* What is expected:
Though the entries hold pictures, only their text should be duplicated, exactly and in full.

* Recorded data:

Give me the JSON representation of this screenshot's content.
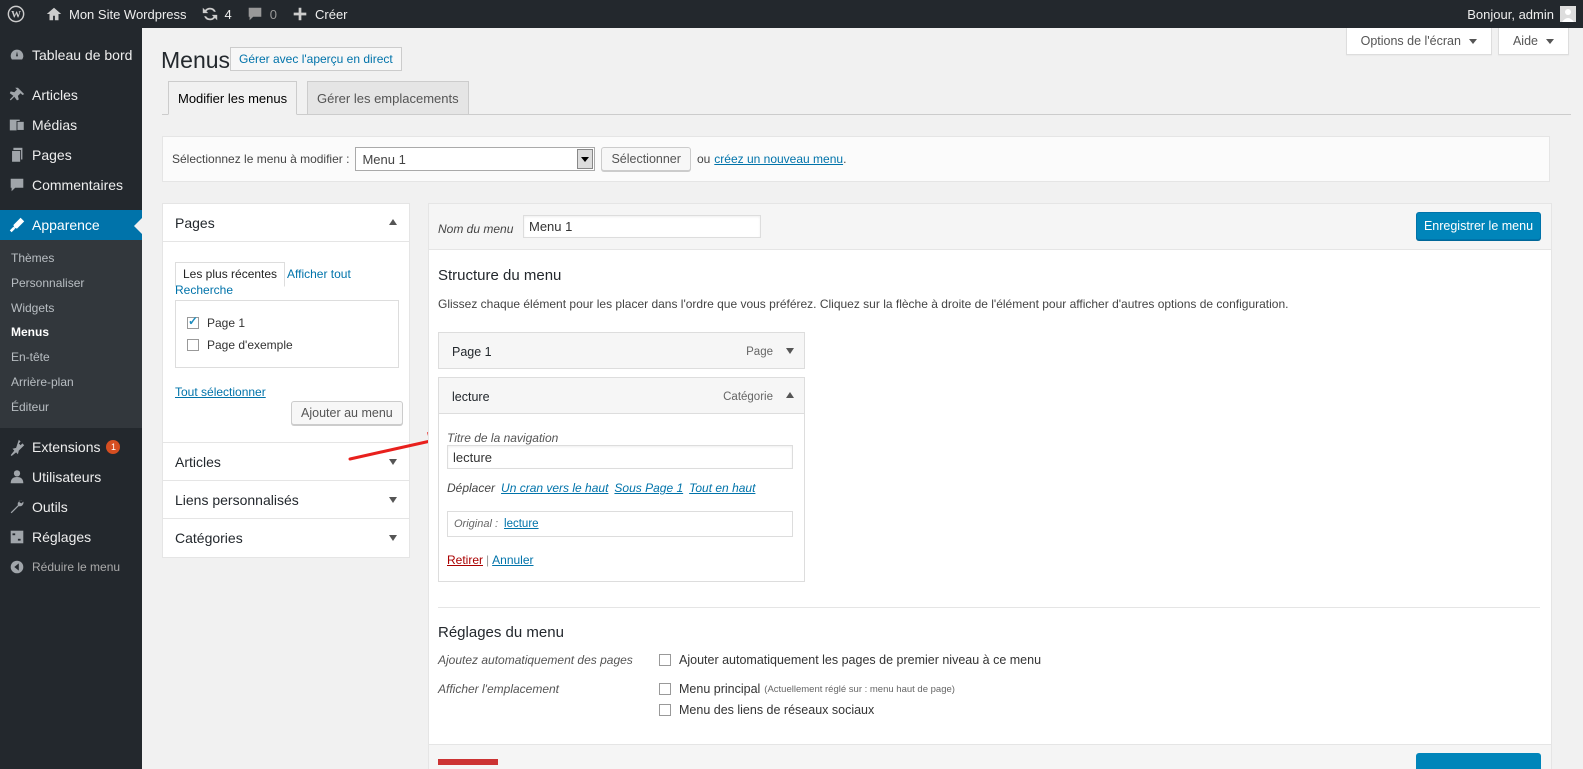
{
  "adminbar": {
    "site_name": "Mon Site Wordpress",
    "updates_count": "4",
    "comments_count": "0",
    "new_label": "Créer",
    "greeting": "Bonjour, admin"
  },
  "sidebar": {
    "items": [
      {
        "label": "Tableau de bord",
        "icon": "dashboard-icon"
      },
      {
        "label": "Articles",
        "icon": "pin-icon"
      },
      {
        "label": "Médias",
        "icon": "media-icon"
      },
      {
        "label": "Pages",
        "icon": "pages-icon"
      },
      {
        "label": "Commentaires",
        "icon": "comment-icon"
      },
      {
        "label": "Apparence",
        "icon": "appearance-icon"
      }
    ],
    "submenu": [
      "Thèmes",
      "Personnaliser",
      "Widgets",
      "Menus",
      "En-tête",
      "Arrière-plan",
      "Éditeur"
    ],
    "lower_items": [
      {
        "label": "Extensions",
        "icon": "plugins-icon",
        "badge": "1"
      },
      {
        "label": "Utilisateurs",
        "icon": "users-icon"
      },
      {
        "label": "Outils",
        "icon": "tools-icon"
      },
      {
        "label": "Réglages",
        "icon": "settings-icon"
      }
    ],
    "collapse_label": "Réduire le menu"
  },
  "screen_options": {
    "options_label": "Options de l'écran",
    "help_label": "Aide"
  },
  "page": {
    "title": "Menus",
    "live_preview_label": "Gérer avec l'aperçu en direct",
    "tabs": [
      "Modifier les menus",
      "Gérer les emplacements"
    ]
  },
  "manage": {
    "select_label": "Sélectionnez le menu à modifier :",
    "selected_menu": "Menu 1",
    "select_button": "Sélectionner",
    "or_text": "ou",
    "create_link": "créez un nouveau menu",
    "period": "."
  },
  "left_panel": {
    "pages_title": "Pages",
    "subtabs": [
      "Les plus récentes",
      "Afficher tout",
      "Recherche"
    ],
    "pages": [
      {
        "label": "Page 1",
        "checked": true
      },
      {
        "label": "Page d'exemple",
        "checked": false
      }
    ],
    "select_all": "Tout sélectionner",
    "add_button": "Ajouter au menu",
    "sections": [
      "Articles",
      "Liens personnalisés",
      "Catégories"
    ]
  },
  "menu_editor": {
    "name_label": "Nom du menu",
    "name_value": "Menu 1",
    "save_label": "Enregistrer le menu",
    "structure_title": "Structure du menu",
    "structure_desc": "Glissez chaque élément pour les placer dans l'ordre que vous préférez. Cliquez sur la flèche à droite de l'élément pour afficher d'autres options de configuration.",
    "items": [
      {
        "title": "Page 1",
        "type": "Page"
      },
      {
        "title": "lecture",
        "type": "Catégorie"
      }
    ],
    "nav_label_caption": "Titre de la navigation",
    "nav_label_value": "lecture",
    "move_label": "Déplacer",
    "move_links": [
      "Un cran vers le haut",
      "Sous Page 1",
      "Tout en haut"
    ],
    "original_label": "Original :",
    "original_link": "lecture",
    "remove_label": "Retirer",
    "separator": "|",
    "cancel_label": "Annuler",
    "settings_title": "Réglages du menu",
    "auto_add_label": "Ajoutez automatiquement des pages",
    "auto_add_option": "Ajouter automatiquement les pages de premier niveau à ce menu",
    "locations_label": "Afficher l'emplacement",
    "location_primary": "Menu principal",
    "location_primary_note": "(Actuellement réglé sur : menu haut de page)",
    "location_social": "Menu des liens de réseaux sociaux"
  },
  "colors": {
    "accent": "#0073aa",
    "primary_button": "#0085ba",
    "annotation_arrow": "#e8201d",
    "badge": "#d54e21",
    "remove_link": "#a00"
  }
}
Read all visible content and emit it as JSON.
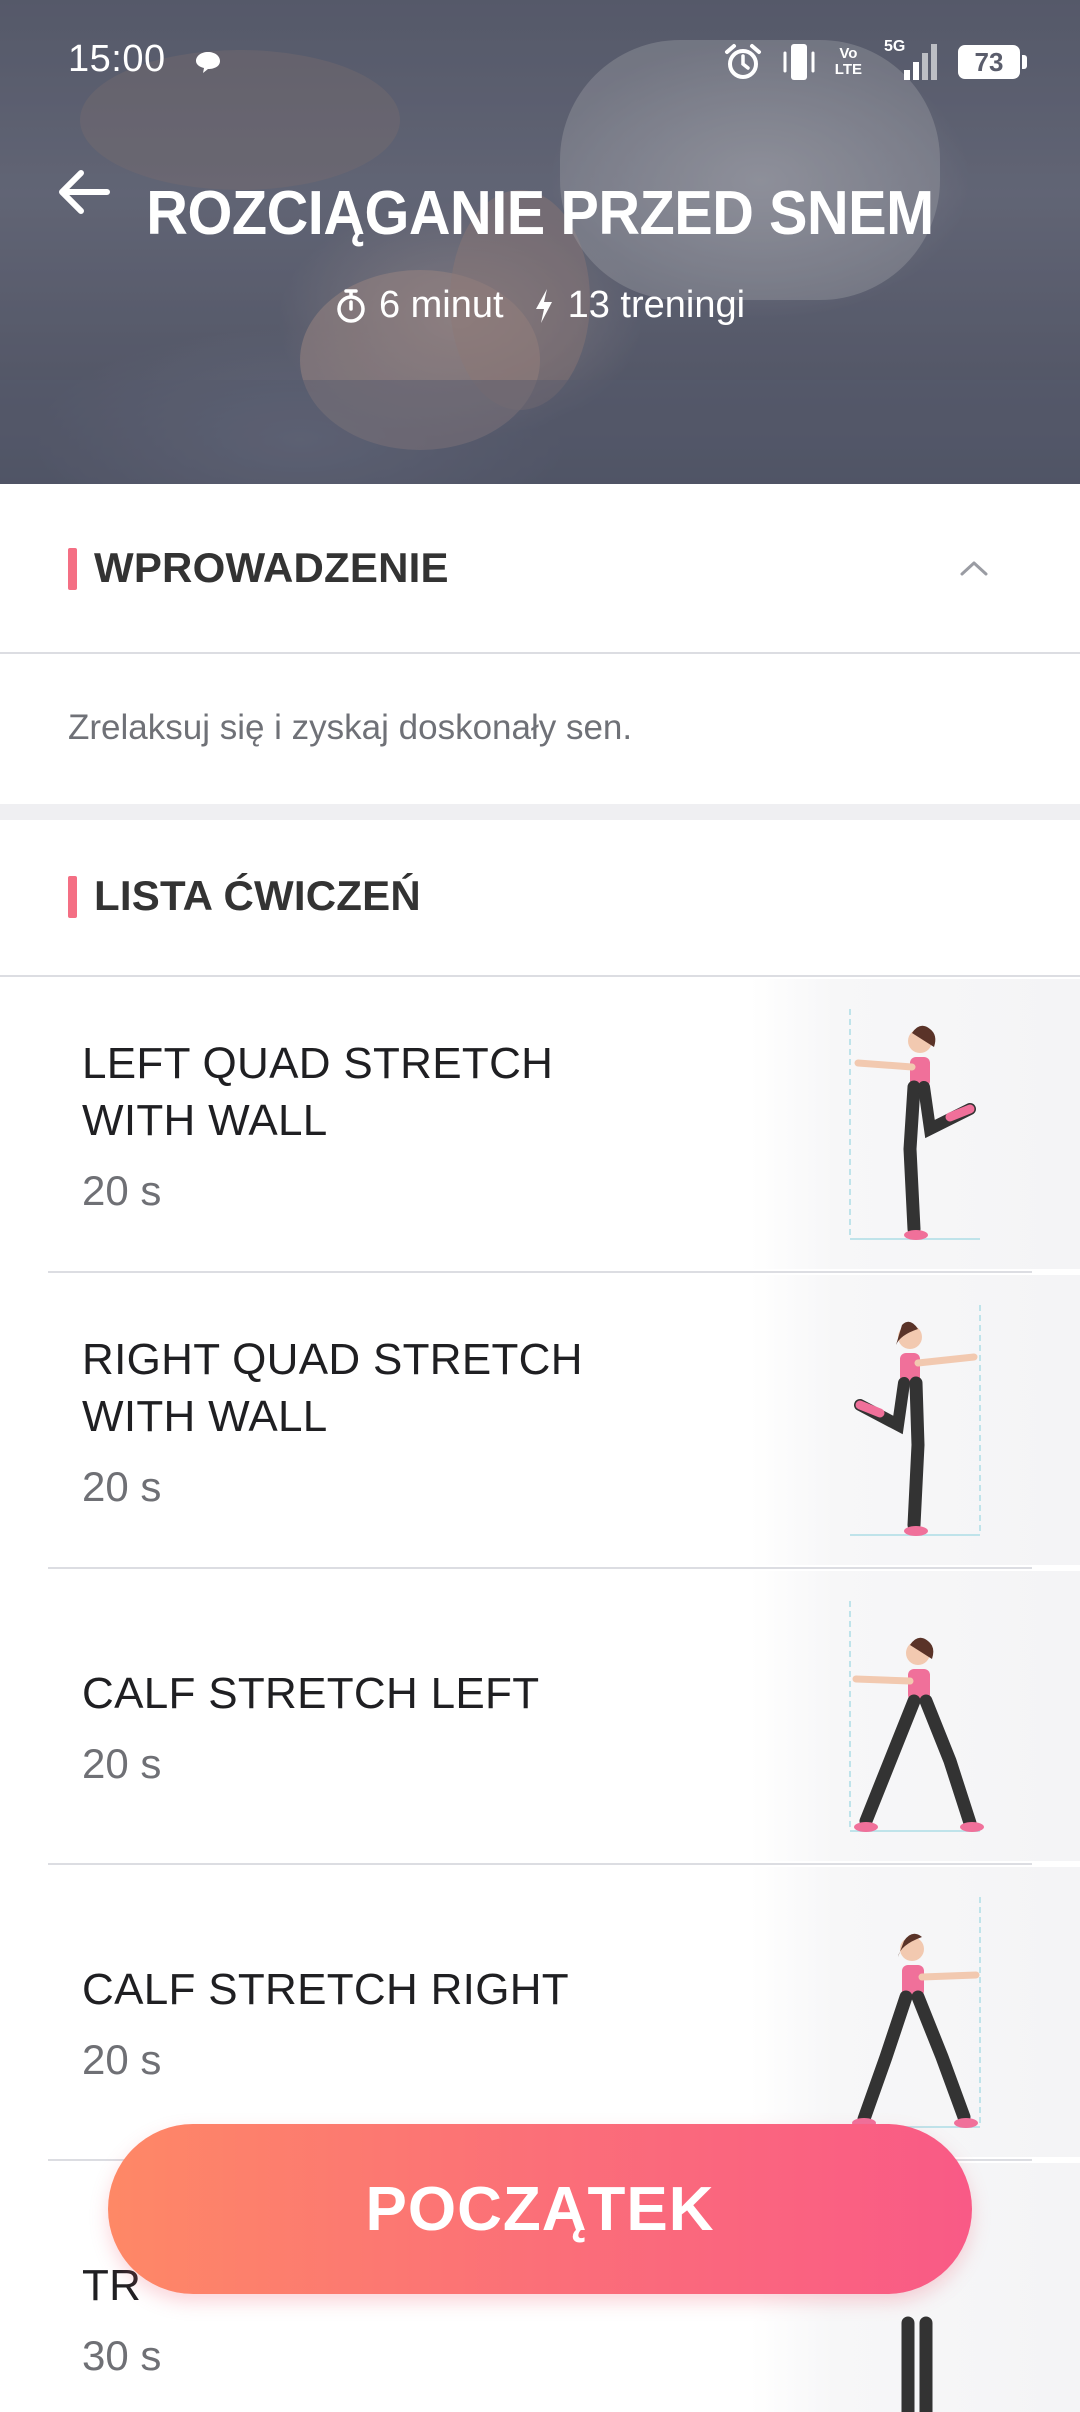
{
  "status_bar": {
    "time": "15:00",
    "battery": "73",
    "network": "5G",
    "volte_top": "Vo",
    "volte_bottom": "LTE",
    "icons": [
      "chat-bubble-icon",
      "alarm-icon",
      "vibrate-icon",
      "volte-icon",
      "signal-5g-icon",
      "battery-icon"
    ]
  },
  "header": {
    "back_icon": "arrow-left-icon",
    "title": "ROZCIĄGANIE PRZED SNEM",
    "duration": "6 minut",
    "workouts": "13 treningi",
    "duration_icon": "stopwatch-icon",
    "workouts_icon": "lightning-icon"
  },
  "intro": {
    "title": "WPROWADZENIE",
    "text": "Zrelaksuj się i zyskaj doskonały sen.",
    "expanded": true
  },
  "exercise_list": {
    "title": "LISTA ĆWICZEŃ",
    "items": [
      {
        "name": "LEFT QUAD STRETCH WITH WALL",
        "duration": "20 s"
      },
      {
        "name": "RIGHT QUAD STRETCH WITH WALL",
        "duration": "20 s"
      },
      {
        "name": "CALF STRETCH LEFT",
        "duration": "20 s"
      },
      {
        "name": "CALF STRETCH RIGHT",
        "duration": "20 s"
      },
      {
        "name": "TR",
        "duration": "30 s"
      }
    ]
  },
  "start_button": {
    "label": "POCZĄTEK"
  },
  "colors": {
    "accent": "#f46f84",
    "button_start": "#fe8866",
    "button_end": "#f95a86"
  }
}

* Output for this task:
Give me the JSON representation of this screenshot's content.
{
  "adminbar": {
    "site_name": "Mon Site Wordpress",
    "updates_count": "4",
    "comments_count": "0",
    "new_label": "Créer",
    "greeting": "Bonjour, admin"
  },
  "sidebar": {
    "items": [
      {
        "label": "Tableau de bord",
        "icon": "dashboard-icon"
      },
      {
        "label": "Articles",
        "icon": "pin-icon"
      },
      {
        "label": "Médias",
        "icon": "media-icon"
      },
      {
        "label": "Pages",
        "icon": "pages-icon"
      },
      {
        "label": "Commentaires",
        "icon": "comment-icon"
      },
      {
        "label": "Apparence",
        "icon": "appearance-icon"
      }
    ],
    "submenu": [
      "Thèmes",
      "Personnaliser",
      "Widgets",
      "Menus",
      "En-tête",
      "Arrière-plan",
      "Éditeur"
    ],
    "lower_items": [
      {
        "label": "Extensions",
        "icon": "plugins-icon",
        "badge": "1"
      },
      {
        "label": "Utilisateurs",
        "icon": "users-icon"
      },
      {
        "label": "Outils",
        "icon": "tools-icon"
      },
      {
        "label": "Réglages",
        "icon": "settings-icon"
      }
    ],
    "collapse_label": "Réduire le menu"
  },
  "screen_options": {
    "options_label": "Options de l'écran",
    "help_label": "Aide"
  },
  "page": {
    "title": "Menus",
    "live_preview_label": "Gérer avec l'aperçu en direct",
    "tabs": [
      "Modifier les menus",
      "Gérer les emplacements"
    ]
  },
  "manage": {
    "select_label": "Sélectionnez le menu à modifier :",
    "selected_menu": "Menu 1",
    "select_button": "Sélectionner",
    "or_text": "ou",
    "create_link": "créez un nouveau menu",
    "period": "."
  },
  "left_panel": {
    "pages_title": "Pages",
    "subtabs": [
      "Les plus récentes",
      "Afficher tout",
      "Recherche"
    ],
    "pages": [
      {
        "label": "Page 1",
        "checked": true
      },
      {
        "label": "Page d'exemple",
        "checked": false
      }
    ],
    "select_all": "Tout sélectionner",
    "add_button": "Ajouter au menu",
    "sections": [
      "Articles",
      "Liens personnalisés",
      "Catégories"
    ]
  },
  "menu_editor": {
    "name_label": "Nom du menu",
    "name_value": "Menu 1",
    "save_label": "Enregistrer le menu",
    "structure_title": "Structure du menu",
    "structure_desc": "Glissez chaque élément pour les placer dans l'ordre que vous préférez. Cliquez sur la flèche à droite de l'élément pour afficher d'autres options de configuration.",
    "items": [
      {
        "title": "Page 1",
        "type": "Page"
      },
      {
        "title": "lecture",
        "type": "Catégorie"
      }
    ],
    "nav_label_caption": "Titre de la navigation",
    "nav_label_value": "lecture",
    "move_label": "Déplacer",
    "move_links": [
      "Un cran vers le haut",
      "Sous Page 1",
      "Tout en haut"
    ],
    "original_label": "Original :",
    "original_link": "lecture",
    "remove_label": "Retirer",
    "separator": "|",
    "cancel_label": "Annuler",
    "settings_title": "Réglages du menu",
    "auto_add_label": "Ajoutez automatiquement des pages",
    "auto_add_option": "Ajouter automatiquement les pages de premier niveau à ce menu",
    "locations_label": "Afficher l'emplacement",
    "location_primary": "Menu principal",
    "location_primary_note": "(Actuellement réglé sur : menu haut de page)",
    "location_social": "Menu des liens de réseaux sociaux"
  },
  "colors": {
    "accent": "#0073aa",
    "primary_button": "#0085ba",
    "annotation_arrow": "#e8201d",
    "badge": "#d54e21",
    "remove_link": "#a00"
  }
}
Read all visible content and emit it as JSON.
{
  "status_bar": {
    "time": "15:00",
    "battery": "73",
    "network": "5G",
    "volte_top": "Vo",
    "volte_bottom": "LTE",
    "icons": [
      "chat-bubble-icon",
      "alarm-icon",
      "vibrate-icon",
      "volte-icon",
      "signal-5g-icon",
      "battery-icon"
    ]
  },
  "header": {
    "back_icon": "arrow-left-icon",
    "title": "ROZCIĄGANIE PRZED SNEM",
    "duration": "6 minut",
    "workouts": "13 treningi",
    "duration_icon": "stopwatch-icon",
    "workouts_icon": "lightning-icon"
  },
  "intro": {
    "title": "WPROWADZENIE",
    "text": "Zrelaksuj się i zyskaj doskonały sen.",
    "expanded": true
  },
  "exercise_list": {
    "title": "LISTA ĆWICZEŃ",
    "items": [
      {
        "name": "LEFT QUAD STRETCH WITH WALL",
        "duration": "20 s"
      },
      {
        "name": "RIGHT QUAD STRETCH WITH WALL",
        "duration": "20 s"
      },
      {
        "name": "CALF STRETCH LEFT",
        "duration": "20 s"
      },
      {
        "name": "CALF STRETCH RIGHT",
        "duration": "20 s"
      },
      {
        "name": "TR",
        "duration": "30 s"
      }
    ]
  },
  "start_button": {
    "label": "POCZĄTEK"
  },
  "colors": {
    "accent": "#f46f84",
    "button_start": "#fe8866",
    "button_end": "#f95a86"
  }
}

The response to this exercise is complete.